Many Sun Belt cities have seen the suburban flight that caused the decline of many Northern cities during the past 50 years.
They believe the country will now be facing the depopulation of the suburbs.
The transformation from the suburbs to the cities will be pushed along by:
- Gas prices – As the cost of a gallon of gas starts to near $4, the 45-minute commute loses its appeal. Research by think tanks such as the Center for Neighborhood Technology shows that households in distant suburbs spend more on transportation than they save on housing.
- Environmental concerns – Protecting natural resources and reducing U.S. dependence on foreign oil are part of the national agenda. Living in smaller homes near public transit or within walking distance of stores and services can lower energy use and preserve green space by not using up as much land.
- Social and demographic change– Young adults don’t want to live in gated subdivisions far from entertainment, shopping and jobs, according to research by CEOs for Cities, a non-profit alliance of urban leaders. More are delaying marriage and childbirth, extending the time they’re likely to want an urban lifestyle. Also, 77 million Baby Boomers are or soon will be empty nesters, and many are gravitating back to urban centers.

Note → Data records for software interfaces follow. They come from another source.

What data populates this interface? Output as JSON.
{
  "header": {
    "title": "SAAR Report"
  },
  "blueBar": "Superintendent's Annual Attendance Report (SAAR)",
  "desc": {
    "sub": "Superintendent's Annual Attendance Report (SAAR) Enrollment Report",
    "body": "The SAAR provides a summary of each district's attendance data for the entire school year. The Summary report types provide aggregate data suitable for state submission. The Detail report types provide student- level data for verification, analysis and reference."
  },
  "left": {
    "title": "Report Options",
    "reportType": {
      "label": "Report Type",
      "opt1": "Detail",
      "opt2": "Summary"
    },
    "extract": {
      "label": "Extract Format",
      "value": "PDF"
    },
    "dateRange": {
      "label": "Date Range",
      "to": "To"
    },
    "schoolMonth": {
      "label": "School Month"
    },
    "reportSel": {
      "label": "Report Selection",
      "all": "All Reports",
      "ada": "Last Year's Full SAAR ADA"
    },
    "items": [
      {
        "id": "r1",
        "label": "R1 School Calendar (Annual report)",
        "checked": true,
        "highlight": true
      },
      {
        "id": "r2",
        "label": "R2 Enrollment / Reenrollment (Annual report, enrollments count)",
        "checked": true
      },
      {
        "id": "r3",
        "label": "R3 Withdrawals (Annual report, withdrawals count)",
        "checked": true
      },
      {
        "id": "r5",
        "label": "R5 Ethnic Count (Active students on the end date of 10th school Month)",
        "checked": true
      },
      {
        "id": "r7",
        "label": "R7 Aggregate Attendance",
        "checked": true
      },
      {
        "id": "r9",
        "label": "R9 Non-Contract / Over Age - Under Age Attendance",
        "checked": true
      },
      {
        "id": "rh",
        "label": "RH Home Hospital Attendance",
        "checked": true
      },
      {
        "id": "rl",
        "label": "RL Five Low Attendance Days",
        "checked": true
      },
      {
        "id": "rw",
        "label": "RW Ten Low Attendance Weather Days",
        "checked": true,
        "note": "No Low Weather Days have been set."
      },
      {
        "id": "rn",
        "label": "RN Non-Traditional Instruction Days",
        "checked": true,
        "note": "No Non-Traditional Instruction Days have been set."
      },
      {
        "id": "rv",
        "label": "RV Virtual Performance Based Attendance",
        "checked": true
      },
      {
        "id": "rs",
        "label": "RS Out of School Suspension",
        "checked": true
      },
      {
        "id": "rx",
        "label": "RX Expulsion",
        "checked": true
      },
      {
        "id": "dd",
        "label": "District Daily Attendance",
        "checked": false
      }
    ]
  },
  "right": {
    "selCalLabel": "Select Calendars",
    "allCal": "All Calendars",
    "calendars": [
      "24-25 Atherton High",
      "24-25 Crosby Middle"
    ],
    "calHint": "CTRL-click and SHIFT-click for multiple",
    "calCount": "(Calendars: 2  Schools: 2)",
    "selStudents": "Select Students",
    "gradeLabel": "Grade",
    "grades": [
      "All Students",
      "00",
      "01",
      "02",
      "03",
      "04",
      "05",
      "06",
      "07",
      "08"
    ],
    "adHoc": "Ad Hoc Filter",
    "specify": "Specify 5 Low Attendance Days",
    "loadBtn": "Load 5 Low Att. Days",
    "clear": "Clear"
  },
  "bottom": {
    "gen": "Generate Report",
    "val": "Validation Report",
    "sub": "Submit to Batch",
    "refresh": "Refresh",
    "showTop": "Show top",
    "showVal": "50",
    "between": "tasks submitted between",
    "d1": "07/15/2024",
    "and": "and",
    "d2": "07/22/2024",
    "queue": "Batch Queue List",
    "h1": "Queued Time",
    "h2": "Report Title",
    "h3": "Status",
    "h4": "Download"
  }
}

As an example of what is going on in this area, Orlando is creating three “medical cities” around hospitals, medical schools and research facilities. Baldwin Park, site of the former Orlando Naval Training Center, now is a city within a city, offering a wide range of residential choices, from custom million-dollar homes to condominiums.
On March 11th, regulators shut down small banks in Oklahoma and Wisconsin, lifting to 25 the number of U.S. bank failures this year after157 banks were closed 2010.
The pace of bank failures reported by the FDIC for the first two months of 2011 is actually slightly ahead of 2010’s pace, with 23 failures in 2011 versus 22 in 2010. However, the $9 billion in assets of those 2011 failed banks is well below the $16 billion in assets for the banks that failed in the same period of 2010.
CMBS Delinquencies Up Again
According to New York-based researcher Trepp, the U.S. CMBS delinquency rate rose again in January with the percentage of loans 30 or more days delinquent, in foreclosure or REO climbing 14 basis points to 9.34%, the highest in history for U.S. commercial real estate loans in CMBS. The value of delinquent loans now exceeds $61.4 billion.
According to the new report, the office sector is weathering the downturn best, while industrial and multifamily continue to underperform.
The firm also reported that CMBS delinquency rates edged up 5 bps to 9.39% in February. Multifamily and lodging lead other asset classes in total CMBS delinquency at 16.6% and 14.6%, respectively although they saw their overall delinquency rates decline for the first time.
8 Vacation Rental Hot Spots
RISMedia, a real estate information website recently published an article entitled “Getaways: Top Vacation Rental Hot Spots for 2011”.
The article quotes data obtained from TripAdvisor, a travel Web site, recently released a list of America’s top vacation rental hot spots for this year.
TripAdvisor’s picks, which factored in search data from its site, include:
1. Kissimmee, Fla.
2. Big Bear Lake, Calif.
3. Gatlinburg, Tenn.
4. Kihei, Hawaii
5. Destin, Fla.
6. Palm Springs, Calif.
7. Outer Banks, N.C.
8. Lahaina, Hawaii
Posted by Scott R. Lodde